I knew in my soul that I had gone through all this for a purpose and there was a reason to be here.  It wasn’t time for all of that business stuff yet, I had to integrate, build relationships with my co-workers, the church compound workers and my neighbors.  Each day I’d get ready, greet everyone with a smile and a hearty malo e lelei – thinking maybe this is the day it will all make sense.  People would ask, “What are you doing?  How’s work?”  #Just fine, doing good, don’t ask for details because I don’t know.  My program officer at Peace Corps was getting quite persistent and I reassured her that there was an audit ongoing, the staff was most welcoming and friendly and the results will help them decide my action plan.  Meanwhile, I was integrating, everything was going to work out, I wasn’t complaining, don't vote me off the island and patience is a virtue!

I had been doing some data entry work, and although I was glad they were taking the time to get their transactions into some kind of database, my program manager was adamant it was a job they could hire a temp to do and I should be doing seminars and training of staff.  I had previously tried to organize an activity, my supervisor said the staff thought it was a good idea but the church conference was coming up, people would have to take time off to cook for all the guests, so we would have to wait until that was over.  The training never happened.  And so, I continued on, smiles, determination, resolve and facing each day as it would be the dawning of Aquarius.

One day a trio of ministers came in, gathered everyone near and an announcement was made.  The conversation was in Tongan, I knew it was serious and after it was over, I found out that we were to have a new General Manager and Aquarius had indeed dawned.  Since then, he has reorganized, re-aligned, fired and promoted.  My program manager was thrilled and sent a letter off to the Board telling them of my background, what Peace Corps expected my role to be and ways I could help.  The GM gave me the new org chart and asked if I could write job descriptions.  With a quick “no problem” I went to work and gave him the first one to him to review.  After a lot of smiles and no corrections to my draft, I then proceeded to finish the 15 or so others, then moved on to edit the staff policy manual and create a staff confidentiality agreement.  He presented everything at a Board meeting and came back to tell me they affirmed my role as a Business Consultant and Advisor.  'Aho fiefia!  A happy day, indeed.  We’re now in the midst of some financial reconciliation (can’t seem to get away from that even in Tonga!) and general ledger development.  Just before I left on vacation, I submitted a grant application for a new computer installation in the office  Still awaiting word and hopeful it will happen soon.  There will be a lot to do when we can implement that.  It’s just a matter of being patient. 

And as the GM told me the other day, ‘‘ 'Oua fakavavevave.” / Don’t rush.  “We will take things slowly.”
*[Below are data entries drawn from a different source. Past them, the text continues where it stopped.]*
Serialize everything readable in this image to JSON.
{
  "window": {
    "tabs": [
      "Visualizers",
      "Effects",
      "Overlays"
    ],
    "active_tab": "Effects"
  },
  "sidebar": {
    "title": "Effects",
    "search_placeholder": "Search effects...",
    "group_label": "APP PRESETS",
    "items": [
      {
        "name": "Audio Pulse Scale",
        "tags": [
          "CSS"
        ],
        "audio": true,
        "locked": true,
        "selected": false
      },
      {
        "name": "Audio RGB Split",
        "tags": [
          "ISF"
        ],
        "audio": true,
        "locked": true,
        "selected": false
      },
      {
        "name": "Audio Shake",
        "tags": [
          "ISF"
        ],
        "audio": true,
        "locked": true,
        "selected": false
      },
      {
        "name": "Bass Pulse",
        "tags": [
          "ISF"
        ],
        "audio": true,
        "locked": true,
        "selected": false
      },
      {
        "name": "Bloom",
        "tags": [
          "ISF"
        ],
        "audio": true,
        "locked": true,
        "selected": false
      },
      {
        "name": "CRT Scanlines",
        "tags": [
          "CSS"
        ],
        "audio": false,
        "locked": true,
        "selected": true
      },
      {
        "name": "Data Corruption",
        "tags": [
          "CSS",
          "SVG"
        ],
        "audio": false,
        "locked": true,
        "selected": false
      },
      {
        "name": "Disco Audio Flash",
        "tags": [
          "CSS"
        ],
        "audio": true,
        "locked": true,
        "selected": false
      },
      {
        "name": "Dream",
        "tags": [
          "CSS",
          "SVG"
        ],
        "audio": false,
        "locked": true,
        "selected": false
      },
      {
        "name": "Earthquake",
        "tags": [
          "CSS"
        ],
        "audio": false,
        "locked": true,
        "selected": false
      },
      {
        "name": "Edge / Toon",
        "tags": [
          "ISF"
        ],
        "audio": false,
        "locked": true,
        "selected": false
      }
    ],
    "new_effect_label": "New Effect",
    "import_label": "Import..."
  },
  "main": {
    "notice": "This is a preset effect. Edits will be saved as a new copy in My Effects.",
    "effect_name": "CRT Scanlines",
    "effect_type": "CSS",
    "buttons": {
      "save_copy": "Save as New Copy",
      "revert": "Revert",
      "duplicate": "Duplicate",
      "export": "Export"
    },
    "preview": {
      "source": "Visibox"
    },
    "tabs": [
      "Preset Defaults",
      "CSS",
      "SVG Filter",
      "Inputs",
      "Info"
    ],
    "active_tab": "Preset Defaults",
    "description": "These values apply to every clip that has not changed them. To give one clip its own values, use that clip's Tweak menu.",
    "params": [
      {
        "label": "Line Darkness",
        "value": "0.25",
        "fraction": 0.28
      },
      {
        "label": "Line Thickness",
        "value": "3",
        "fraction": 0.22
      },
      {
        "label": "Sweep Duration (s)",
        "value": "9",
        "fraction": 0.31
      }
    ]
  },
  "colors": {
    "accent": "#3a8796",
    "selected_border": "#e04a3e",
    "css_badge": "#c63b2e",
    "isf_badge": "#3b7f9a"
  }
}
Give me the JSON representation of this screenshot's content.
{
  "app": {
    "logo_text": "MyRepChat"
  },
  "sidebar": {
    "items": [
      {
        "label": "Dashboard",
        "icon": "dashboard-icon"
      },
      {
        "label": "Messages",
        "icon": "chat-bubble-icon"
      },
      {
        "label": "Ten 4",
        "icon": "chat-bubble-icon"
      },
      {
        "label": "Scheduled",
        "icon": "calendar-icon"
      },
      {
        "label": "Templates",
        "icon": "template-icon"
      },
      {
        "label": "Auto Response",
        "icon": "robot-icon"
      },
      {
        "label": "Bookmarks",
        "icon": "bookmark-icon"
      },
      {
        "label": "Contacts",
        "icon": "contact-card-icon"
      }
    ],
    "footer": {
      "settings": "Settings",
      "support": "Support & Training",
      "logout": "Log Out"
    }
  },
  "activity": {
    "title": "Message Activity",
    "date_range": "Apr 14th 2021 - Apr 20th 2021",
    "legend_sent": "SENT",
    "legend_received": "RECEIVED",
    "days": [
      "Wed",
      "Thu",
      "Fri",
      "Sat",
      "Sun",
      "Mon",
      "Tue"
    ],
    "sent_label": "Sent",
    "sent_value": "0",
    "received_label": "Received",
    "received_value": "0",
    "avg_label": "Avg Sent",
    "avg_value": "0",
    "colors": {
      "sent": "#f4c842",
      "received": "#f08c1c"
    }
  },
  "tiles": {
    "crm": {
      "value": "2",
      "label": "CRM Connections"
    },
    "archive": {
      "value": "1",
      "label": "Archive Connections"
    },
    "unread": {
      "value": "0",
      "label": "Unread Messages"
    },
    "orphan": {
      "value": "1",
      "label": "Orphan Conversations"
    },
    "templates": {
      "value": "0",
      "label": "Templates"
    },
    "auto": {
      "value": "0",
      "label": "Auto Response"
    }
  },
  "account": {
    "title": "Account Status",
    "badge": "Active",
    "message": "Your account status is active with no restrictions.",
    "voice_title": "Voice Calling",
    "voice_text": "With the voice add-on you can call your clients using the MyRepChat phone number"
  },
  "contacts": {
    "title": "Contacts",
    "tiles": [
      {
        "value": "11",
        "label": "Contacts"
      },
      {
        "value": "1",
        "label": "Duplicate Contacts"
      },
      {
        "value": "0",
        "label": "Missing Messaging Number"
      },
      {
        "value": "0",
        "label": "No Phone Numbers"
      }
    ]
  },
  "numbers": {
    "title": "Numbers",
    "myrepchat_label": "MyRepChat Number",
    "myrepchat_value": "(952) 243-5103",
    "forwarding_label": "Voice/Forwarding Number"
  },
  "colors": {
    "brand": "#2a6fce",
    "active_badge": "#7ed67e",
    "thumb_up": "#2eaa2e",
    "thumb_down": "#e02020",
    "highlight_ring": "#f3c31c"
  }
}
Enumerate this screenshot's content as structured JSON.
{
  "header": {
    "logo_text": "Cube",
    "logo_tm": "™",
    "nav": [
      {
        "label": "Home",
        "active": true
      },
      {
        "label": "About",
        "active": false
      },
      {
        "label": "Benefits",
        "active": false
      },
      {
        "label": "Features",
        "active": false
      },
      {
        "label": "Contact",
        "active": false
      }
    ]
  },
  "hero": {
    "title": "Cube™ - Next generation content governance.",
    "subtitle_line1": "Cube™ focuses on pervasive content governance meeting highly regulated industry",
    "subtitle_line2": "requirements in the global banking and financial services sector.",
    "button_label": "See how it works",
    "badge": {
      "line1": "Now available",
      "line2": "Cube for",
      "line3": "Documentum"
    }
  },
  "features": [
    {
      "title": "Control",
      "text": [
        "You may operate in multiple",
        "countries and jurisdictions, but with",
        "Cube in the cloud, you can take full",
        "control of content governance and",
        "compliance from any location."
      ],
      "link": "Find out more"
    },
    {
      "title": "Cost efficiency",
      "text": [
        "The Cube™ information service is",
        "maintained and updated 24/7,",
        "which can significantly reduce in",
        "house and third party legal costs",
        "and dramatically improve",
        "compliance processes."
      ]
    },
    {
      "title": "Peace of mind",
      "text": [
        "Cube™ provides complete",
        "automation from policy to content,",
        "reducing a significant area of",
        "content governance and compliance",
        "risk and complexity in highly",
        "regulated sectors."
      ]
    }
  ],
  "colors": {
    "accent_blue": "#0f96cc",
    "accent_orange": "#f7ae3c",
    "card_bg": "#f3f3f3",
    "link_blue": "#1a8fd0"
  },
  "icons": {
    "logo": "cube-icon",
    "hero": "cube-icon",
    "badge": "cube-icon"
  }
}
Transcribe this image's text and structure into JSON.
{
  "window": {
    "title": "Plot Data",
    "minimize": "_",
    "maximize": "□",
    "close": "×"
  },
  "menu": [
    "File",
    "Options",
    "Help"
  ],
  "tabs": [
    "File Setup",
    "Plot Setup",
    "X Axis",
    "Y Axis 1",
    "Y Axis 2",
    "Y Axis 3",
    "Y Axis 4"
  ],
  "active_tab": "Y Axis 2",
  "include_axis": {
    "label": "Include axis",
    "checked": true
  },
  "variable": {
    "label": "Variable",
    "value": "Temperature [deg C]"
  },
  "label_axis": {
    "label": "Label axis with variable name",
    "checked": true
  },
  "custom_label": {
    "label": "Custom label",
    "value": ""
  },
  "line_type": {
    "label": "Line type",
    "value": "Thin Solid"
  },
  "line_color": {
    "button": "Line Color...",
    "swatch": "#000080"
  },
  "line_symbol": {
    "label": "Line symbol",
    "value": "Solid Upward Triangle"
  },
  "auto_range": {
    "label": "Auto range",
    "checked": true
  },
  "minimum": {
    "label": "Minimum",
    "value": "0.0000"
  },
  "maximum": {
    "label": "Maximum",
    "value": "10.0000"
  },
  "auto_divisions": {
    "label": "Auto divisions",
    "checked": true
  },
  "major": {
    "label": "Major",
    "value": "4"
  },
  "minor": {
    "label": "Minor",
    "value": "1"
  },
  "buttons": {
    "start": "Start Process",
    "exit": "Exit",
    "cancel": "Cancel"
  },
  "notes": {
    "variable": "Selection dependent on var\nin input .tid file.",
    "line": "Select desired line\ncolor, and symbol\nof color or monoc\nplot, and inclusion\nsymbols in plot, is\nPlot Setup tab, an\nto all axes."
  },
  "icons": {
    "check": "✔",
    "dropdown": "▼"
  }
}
So, Kris, thanks for asking the question.  It was very timely, and oh, when I work, it’s Monday through Thursday, 8:30 – 5:00.


  1. Really enjoyed reading this... I always laugh that often "'oua fakavavevave" often just means "don't get me to do this work..." Sorry for the frustration, I feel you...

  2. Happy Day Indeed! :) You have the patience of a saint and are making us all very proud